Forward to next post: What we can agree about—and what we can’t (and shouldn’t try)
Yesterday it was 100 degrees in Manchester, New Hampshire. So it’s time to remind folks that heat stress (hyperthermia) can kill you.
We’ve talked about Heat Stress before, and I’d like to invite everyone’s attention back to that post and comment thread.
Here’s the short version: Drink water. Even if you’re not thirsty. Eat salty snacks. Then drink some more. Wear a hat. And get out of the hot environment if you’re starting to feel the effects, because by the time you start to feel it, you’re already in heat stress.
We all know about sun screen, and sun block and such.
So, what else shall we talk about? Accompanying hot weather (which can kill you all on its own: old folks in unventilated apartments, kids in cars, and anyone else) you can see other damaging weather.
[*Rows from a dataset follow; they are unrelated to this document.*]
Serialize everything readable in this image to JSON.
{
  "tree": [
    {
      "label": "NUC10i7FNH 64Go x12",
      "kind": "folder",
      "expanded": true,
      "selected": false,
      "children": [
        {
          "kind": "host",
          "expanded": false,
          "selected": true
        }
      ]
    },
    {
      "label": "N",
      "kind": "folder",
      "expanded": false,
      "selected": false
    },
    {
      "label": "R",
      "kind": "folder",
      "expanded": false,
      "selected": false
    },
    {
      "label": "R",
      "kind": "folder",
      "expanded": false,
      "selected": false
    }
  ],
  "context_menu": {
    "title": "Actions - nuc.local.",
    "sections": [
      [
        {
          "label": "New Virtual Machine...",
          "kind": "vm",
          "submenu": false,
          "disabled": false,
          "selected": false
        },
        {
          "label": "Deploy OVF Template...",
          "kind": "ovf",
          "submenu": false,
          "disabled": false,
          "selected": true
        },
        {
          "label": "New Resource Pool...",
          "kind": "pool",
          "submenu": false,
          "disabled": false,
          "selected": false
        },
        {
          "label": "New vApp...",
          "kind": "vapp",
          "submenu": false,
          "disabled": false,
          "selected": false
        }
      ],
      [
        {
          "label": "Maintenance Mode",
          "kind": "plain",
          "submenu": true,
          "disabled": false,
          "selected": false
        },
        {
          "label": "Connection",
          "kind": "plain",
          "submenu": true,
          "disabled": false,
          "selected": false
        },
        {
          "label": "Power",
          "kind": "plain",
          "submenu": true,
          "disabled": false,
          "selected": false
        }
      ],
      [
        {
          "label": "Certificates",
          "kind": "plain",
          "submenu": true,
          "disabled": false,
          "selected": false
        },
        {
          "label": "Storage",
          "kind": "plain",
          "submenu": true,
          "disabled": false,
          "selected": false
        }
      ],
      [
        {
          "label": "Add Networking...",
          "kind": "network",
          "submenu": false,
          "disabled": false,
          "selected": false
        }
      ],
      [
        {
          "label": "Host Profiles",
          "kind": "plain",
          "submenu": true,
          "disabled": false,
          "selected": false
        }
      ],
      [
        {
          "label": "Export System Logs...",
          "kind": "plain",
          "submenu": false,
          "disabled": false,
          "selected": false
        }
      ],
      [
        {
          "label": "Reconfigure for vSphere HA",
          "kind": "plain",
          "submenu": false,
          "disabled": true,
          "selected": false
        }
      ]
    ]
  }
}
Heat energy in the atmosphere has to go somewhere, and one of the places it can go is into storms.
We just had a storm here in northern New Hampshire that knocked power out for about four hours.
Everyone has their flashlights and candles and wind-up clocks and battery-operated radios and such, right? Know where they are, checked to make sure the batteries are okay? Very good.
Last Sunday there was a lightning strike in Connecticut at a beach that took out five folks (1 dead, 4 injured). That’s a not-unexpected casualty rate: Lightning strikes are around 20% fatal. In a thunderstorm, if you can hear the thunder you are already in range of a ground strike.
Lightning strikes are one of the cases where prolonged CPR is indicated. What do I mean by “prolonged”? Think “hours, if necessary.”
Lightning characteristically creates an interesting fern-like burn pattern on the patient’s skin.
Okay, say you’re outdoors and it gets all thundery. That’s a hint that it’s time to go inside. If a house isn’t convenient, your car is as good if not better. The rubber tires don’t insulate you from ground (there’s enough energy to push a spark through thousands of feet of air — two inches of rubber won’t help), Rather, the metal skin of the car acts like a Faraday Cage and routes the energy around you.
Bad places to be in a thunderstorm: An open boat in the middle of a lake. All by yourself on a golf course. Being the highest thing around no matter where you are.
Under a tree isn’t very good for two reasons: One being that if the tree is struck, the lightning is coming your way. The other being that in high winds (or a lightning strike) a branch can come off the top of the tree and clonk you on the noggin.
No house, no car, what to do? Get into a stand of low brush or saplings half-way up a slope, hunker down, and wait it out. Another good place is in a cave, well back from the cave mouth (provided the silly thing won’t collapse or flood on you). Electricity, after it strikes the ground, sometimes flows downhill. You don’t want to be in the flow path. And since lightning is often accompanied by heavy rain, you don’t want to be in ditches or gullies (or dry washes) in any case. No slope, no brush, just dead-level ground as far as the eye can see? Squat down into a ball with only the soles of your feet touching the ground and with your hands over your ears.
Speaking of that — only flash floods and river floods cause more severe-weather-related deaths than lightning strikes. Moving water has a tremendous amount of energy in it. If a road is flooded with moving water, Do Not Enter. Don’t try to drive through it, even if it looks like it’s only a couple of inches deep. Trying means that you might get to feature in a Reader’s Digest Drama In Real Life (AKA Too Stupid To Live) article. Stay away from flooded streams in general unless you’re personally trained in swift water rescue, or you want to meet some nice gentlemen who are.
If someone nearby is in a stream and you aren’t, don’t try to enter the water to rescue him unless you’re trained to do it. The rule is throw, tow, row, and go. That is — throw a line, extend a stick they can grab onto, get in a boat (and don’t do this unless you know what the flip you’re doing in a boat), and only get in the water after you’ve exhausted those options and if you’re tired of life yourself.
You might invest in a weather radio that sounds alerts if you live where tornadoes, hurricanes, floods, and other such things can be expected. Being somewhere else is the best defense against any number of unpleasant happenings.
So far this has been a nasty year for storms and the season is just beginning.
Okay, kids. That’s it for right now. Heat energy = potential hurt. Stay safe.